“The LORD fighteth for them”
As resistance from the American colonists against the “long train of abuses” heaped upon them by the British crown increased, so did the British military’s efforts to quell it. The British had control of Boston, and its harbor, with its warships. General Washington, with the aid of heavy winter weather as cover, was able to move significant artillery toward Boston. On the night of March 2, 1775, he ordered 2000 of his troops and artillery to positions the Dorchester Heights above Boston. The weather was perfect for their endeavor, as a foggy haze hung thick and heavy over the city of Boston, but on the Heights above, the night was clear and moonlit.
Imagine the chagrin of His Majesty’s redcoats when they awoke next morning to see all the newly constructed rebel fortifications high above them. A British officer reported to a London newspaper: “They were all raised during the night, with an expediency equal to that of the genie belonging to Aladdin’s wonderful lamp. From these hills they command the whole town, so that we must drive them from their post, or desert the place.”
British General Howe quickly decided to prepare to mount a nighttime attack, with his nearly ten thousand troops, as well as reinforcements expected from ships stationed in the harbor. With the overwhelming superiority in troops, weapons, and the mild weather, Howe planned a pre-dawn surprise attack. But there came in the night a dramatic, even miraculous change in the weather. Without warning, a fierce storm arose, so violent, many of the town’s windows were shattered, and fences were knocked down throughout the region.
Two of the British troop transport ships were blown into the shoreline, unable to deliver the assault force to its assigned destination. The gale blew fiercely across the crowded harbor, and with it, chaos ensued as ships were blown from their moorings. On the high ground above the port, driving sleet made the still frozen earth near the crest of Dorchester Heights virtually impassable. Howe had no choice but to call off his planned attack, which allowed the Americans to continue strengthening their own positions. Under a flag of truce General Howe told Washington he would evacuate the city and leave it standing if the Americans would agree not to fire upon the them as they left Boston for the ships in harbor.

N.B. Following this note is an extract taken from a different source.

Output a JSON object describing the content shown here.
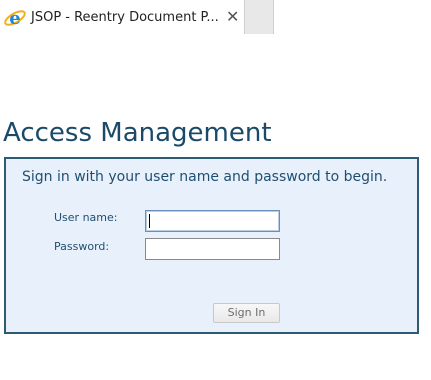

Abigail Adams wrote to her husband John regarding the surrender of Boston, “The more I think of it the more amazed I am that they should leave such a harbor, such fortifications, such entrenchments, and that we should be in peaceable possession of a town which we expected would cost us a river of blood.”
Washington attended church services that Sunday, where Pastor Abiel Leonard preached from Exodus 14:25 – And took off their chariot wheels, that they drave them heavily: so that the Egyptians said, Let us flee from the face of Israel; for the LORD fighteth for them against the Egyptians.

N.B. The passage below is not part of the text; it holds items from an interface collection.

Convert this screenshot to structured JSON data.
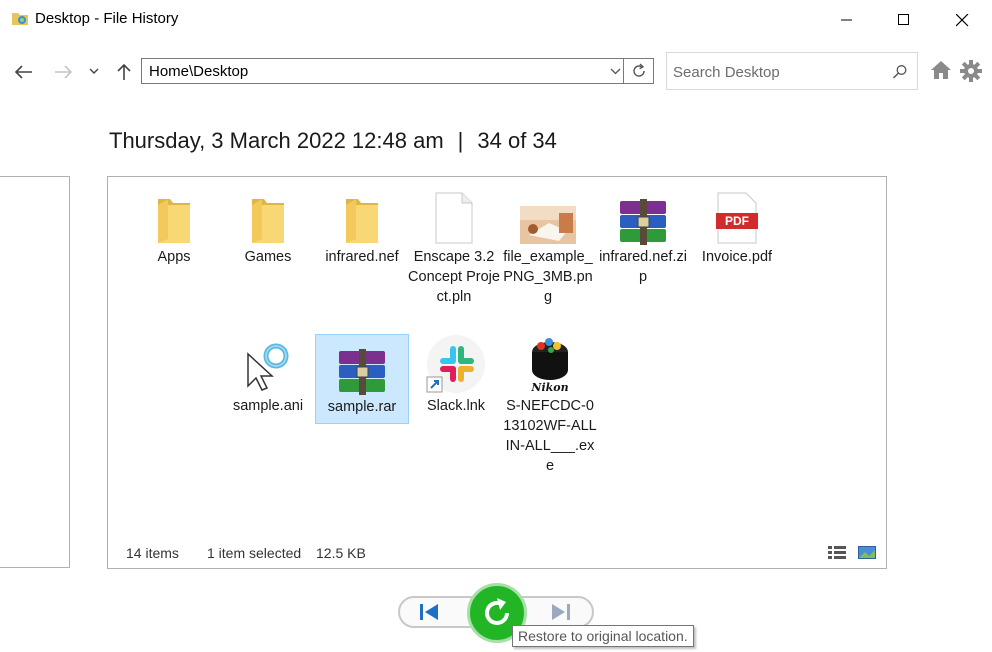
{
  "window": {
    "title": "Desktop - File History"
  },
  "nav": {
    "address": "Home\\Desktop",
    "search_placeholder": "Search Desktop"
  },
  "snapshot": {
    "date": "Thursday, 3 March 2022 12:48 am",
    "separator": "|",
    "position": "34 of 34"
  },
  "files": [
    {
      "name": "Apps",
      "icon": "folder-icon"
    },
    {
      "name": "Games",
      "icon": "folder-icon"
    },
    {
      "name": "infrared.nef",
      "icon": "folder-icon"
    },
    {
      "name": "Enscape 3.2 Concept Project.pln",
      "icon": "blank-file-icon"
    },
    {
      "name": "file_example_PNG_3MB.png",
      "icon": "image-thumbnail-icon"
    },
    {
      "name": "infrared.nef.zip",
      "icon": "archive-icon"
    },
    {
      "name": "Invoice.pdf",
      "icon": "pdf-icon"
    },
    {
      "name": "sample.ani",
      "icon": "animated-cursor-icon"
    },
    {
      "name": "sample.rar",
      "icon": "archive-icon",
      "selected": true
    },
    {
      "name": "Slack.lnk",
      "icon": "slack-shortcut-icon"
    },
    {
      "name": "S-NEFCDC-013102WF-ALLIN-ALL___.exe",
      "icon": "nikon-installer-icon"
    }
  ],
  "status": {
    "count": "14 items",
    "selection": "1 item selected",
    "size": "12.5 KB"
  },
  "controls": {
    "tooltip": "Restore to original location."
  },
  "colors": {
    "folder": "#f8d775",
    "selection_bg": "#cce8ff",
    "restore_green": "#22b626"
  }
}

General Washington freely acknowledged the intervention of the hand of God sending that fierce storm, in giving them the victory.